The moment Sander van Doorn took the turntables it was like the coffee finally took effect.
The Dutch DJ pulled the sleepy fans at Miami’s LIV to their feet Thursday night, with pulsating jabs of progressive house.
Van Doorn is a regular in the electronica circuit, having played Miami’s last Ultra Music Festival, along with gigs at Energy, Mysteryland, EDC and Ibiza. To check out his music, go here.
He took time for his busy schedule to answer some questions over email:
Q: You've worked with top producers such as Tiësto, Armin Van Burren, Swedish House Mafia and more. Where do you see the evolution and progression of dance music going?
A: Wow there is so much new music always coming out and things change so fast. I think you seeing Djs experimenting and crossing into other genres and moving things forward. I'm sure this trend will continue.
Q: What are some of your strangest rituals when you start planning your next hit?
A: There's really no ritual at all. I just love to be in a studio with a clear mind and let things progress naturally.
Q: What was your inspiration behind your latest single, "Neon" out July 29th on Spinnin' Records?
A: There's a certain glow and energy I get when the lights go out in a club and this song is sort of the aural feeling I get when in the club and things are going. It's Neon
Q: We saw you tweeted that you and your team were NOT on acid when you came up with the theme for the Neon video? Can you elaborate on that? What does the Jellyfish symbolize?
A: Haha well the video is a trippy and perhaps what I assumed to be a visual of what tripping is like. It's ported in movies in this way as well. So that's what I meant.
Q: There's been a few artists that have decided to take a break from social media lately.
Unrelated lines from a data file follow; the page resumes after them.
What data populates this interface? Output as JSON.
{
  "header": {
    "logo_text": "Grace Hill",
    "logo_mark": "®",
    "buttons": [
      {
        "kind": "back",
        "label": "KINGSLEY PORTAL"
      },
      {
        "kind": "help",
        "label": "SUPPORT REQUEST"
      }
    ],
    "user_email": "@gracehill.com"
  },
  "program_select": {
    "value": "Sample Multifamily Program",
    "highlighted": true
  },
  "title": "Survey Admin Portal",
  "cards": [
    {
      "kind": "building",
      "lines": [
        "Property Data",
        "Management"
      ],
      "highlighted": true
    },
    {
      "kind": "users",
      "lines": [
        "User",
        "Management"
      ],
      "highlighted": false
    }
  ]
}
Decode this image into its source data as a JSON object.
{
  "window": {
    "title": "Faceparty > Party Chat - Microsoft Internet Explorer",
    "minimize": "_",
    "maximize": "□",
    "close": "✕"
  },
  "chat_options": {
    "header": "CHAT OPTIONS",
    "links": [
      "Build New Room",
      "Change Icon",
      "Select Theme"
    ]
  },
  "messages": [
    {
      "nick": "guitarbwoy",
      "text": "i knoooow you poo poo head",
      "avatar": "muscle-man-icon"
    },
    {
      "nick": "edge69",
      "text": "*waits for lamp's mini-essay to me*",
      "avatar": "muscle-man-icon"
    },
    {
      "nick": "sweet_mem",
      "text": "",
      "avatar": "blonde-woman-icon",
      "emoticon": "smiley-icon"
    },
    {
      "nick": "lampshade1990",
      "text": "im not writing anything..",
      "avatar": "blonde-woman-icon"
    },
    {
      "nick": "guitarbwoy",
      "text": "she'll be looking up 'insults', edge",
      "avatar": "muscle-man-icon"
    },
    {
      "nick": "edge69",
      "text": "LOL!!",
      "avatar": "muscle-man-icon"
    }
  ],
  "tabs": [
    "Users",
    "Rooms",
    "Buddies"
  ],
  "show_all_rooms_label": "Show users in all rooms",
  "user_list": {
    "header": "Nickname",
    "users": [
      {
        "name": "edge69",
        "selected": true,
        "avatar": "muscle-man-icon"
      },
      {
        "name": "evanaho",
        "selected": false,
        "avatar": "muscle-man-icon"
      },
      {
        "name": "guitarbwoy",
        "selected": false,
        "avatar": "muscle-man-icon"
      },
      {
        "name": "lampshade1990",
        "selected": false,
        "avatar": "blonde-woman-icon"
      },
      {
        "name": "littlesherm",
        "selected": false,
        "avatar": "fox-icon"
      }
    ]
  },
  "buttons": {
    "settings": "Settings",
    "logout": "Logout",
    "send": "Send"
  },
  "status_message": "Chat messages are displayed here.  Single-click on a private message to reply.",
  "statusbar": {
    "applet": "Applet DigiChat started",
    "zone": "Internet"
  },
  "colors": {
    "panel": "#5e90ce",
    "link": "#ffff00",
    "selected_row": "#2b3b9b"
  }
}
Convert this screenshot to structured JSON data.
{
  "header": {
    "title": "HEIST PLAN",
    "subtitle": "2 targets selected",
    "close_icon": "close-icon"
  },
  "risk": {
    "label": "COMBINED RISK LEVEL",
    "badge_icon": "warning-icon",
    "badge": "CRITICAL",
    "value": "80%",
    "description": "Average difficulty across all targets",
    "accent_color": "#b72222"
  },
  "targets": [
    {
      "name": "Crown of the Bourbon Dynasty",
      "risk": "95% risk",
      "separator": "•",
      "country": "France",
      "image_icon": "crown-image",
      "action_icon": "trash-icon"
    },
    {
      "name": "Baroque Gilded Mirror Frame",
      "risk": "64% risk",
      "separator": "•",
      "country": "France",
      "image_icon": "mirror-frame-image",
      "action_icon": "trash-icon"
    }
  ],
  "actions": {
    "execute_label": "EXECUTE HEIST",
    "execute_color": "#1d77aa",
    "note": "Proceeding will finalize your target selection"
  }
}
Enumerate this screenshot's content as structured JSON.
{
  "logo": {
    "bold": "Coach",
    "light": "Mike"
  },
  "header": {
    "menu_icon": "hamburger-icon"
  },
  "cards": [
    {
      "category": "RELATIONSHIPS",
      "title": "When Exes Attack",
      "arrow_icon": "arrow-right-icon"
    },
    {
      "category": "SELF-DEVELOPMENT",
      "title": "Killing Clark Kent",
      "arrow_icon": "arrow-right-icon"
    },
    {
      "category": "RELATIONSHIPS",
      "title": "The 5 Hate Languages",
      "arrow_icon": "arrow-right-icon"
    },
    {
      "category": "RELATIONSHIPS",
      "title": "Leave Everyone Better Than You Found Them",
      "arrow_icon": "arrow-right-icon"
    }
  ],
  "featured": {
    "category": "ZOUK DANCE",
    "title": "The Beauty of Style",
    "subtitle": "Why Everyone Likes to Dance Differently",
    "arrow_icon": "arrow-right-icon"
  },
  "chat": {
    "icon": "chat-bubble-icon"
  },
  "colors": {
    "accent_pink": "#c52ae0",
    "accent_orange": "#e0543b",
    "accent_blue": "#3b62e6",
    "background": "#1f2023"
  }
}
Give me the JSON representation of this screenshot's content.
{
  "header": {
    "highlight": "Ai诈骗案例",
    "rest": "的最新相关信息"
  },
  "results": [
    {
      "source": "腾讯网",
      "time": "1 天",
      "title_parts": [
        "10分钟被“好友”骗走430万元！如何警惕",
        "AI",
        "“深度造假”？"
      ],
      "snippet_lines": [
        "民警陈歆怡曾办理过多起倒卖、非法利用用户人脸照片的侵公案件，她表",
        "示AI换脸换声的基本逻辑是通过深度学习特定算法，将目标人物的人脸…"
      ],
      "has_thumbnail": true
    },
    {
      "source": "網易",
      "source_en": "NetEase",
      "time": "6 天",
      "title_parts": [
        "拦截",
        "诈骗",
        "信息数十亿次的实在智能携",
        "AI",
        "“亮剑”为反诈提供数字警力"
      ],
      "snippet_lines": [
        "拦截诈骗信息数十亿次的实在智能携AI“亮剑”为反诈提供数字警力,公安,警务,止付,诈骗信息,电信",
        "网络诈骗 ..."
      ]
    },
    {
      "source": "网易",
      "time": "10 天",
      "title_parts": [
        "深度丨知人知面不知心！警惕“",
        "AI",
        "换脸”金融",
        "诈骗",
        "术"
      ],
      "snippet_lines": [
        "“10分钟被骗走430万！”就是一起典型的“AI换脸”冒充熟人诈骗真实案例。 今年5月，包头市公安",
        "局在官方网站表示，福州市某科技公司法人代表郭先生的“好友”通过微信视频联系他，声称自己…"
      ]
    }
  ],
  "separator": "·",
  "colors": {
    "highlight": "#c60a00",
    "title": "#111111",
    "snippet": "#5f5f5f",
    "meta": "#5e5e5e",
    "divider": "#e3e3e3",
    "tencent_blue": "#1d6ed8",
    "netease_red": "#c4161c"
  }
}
Do you see this as a new trend or a mistake?
No, I think social media is great but it's important to be smart about what you say. There aren't any rules so if someone wants to take a break and concentrate on other things then that's fine.
Q: You're scheduled to headline some of the largest summer festivals in the world this year, but what are your thoughts about their soaring tickets prices? Electric Zoo is asking $139 - $159 for a 1 day pass and $359 for a 3 days. TomorrowWorld is asking for $397 for a 5 day pass. Do you believe these prices are justifiable and if so why?
A: Well there's definitely a high standard that these festivals have set and to keep meeting and exceeding expectations the production level always needs to increase. Unfortunately it becomes quite costly but I hope that fans feel like they're getting their money's worth because I know I play my heart out for them!Copyright © 2014, The Baltimore Sun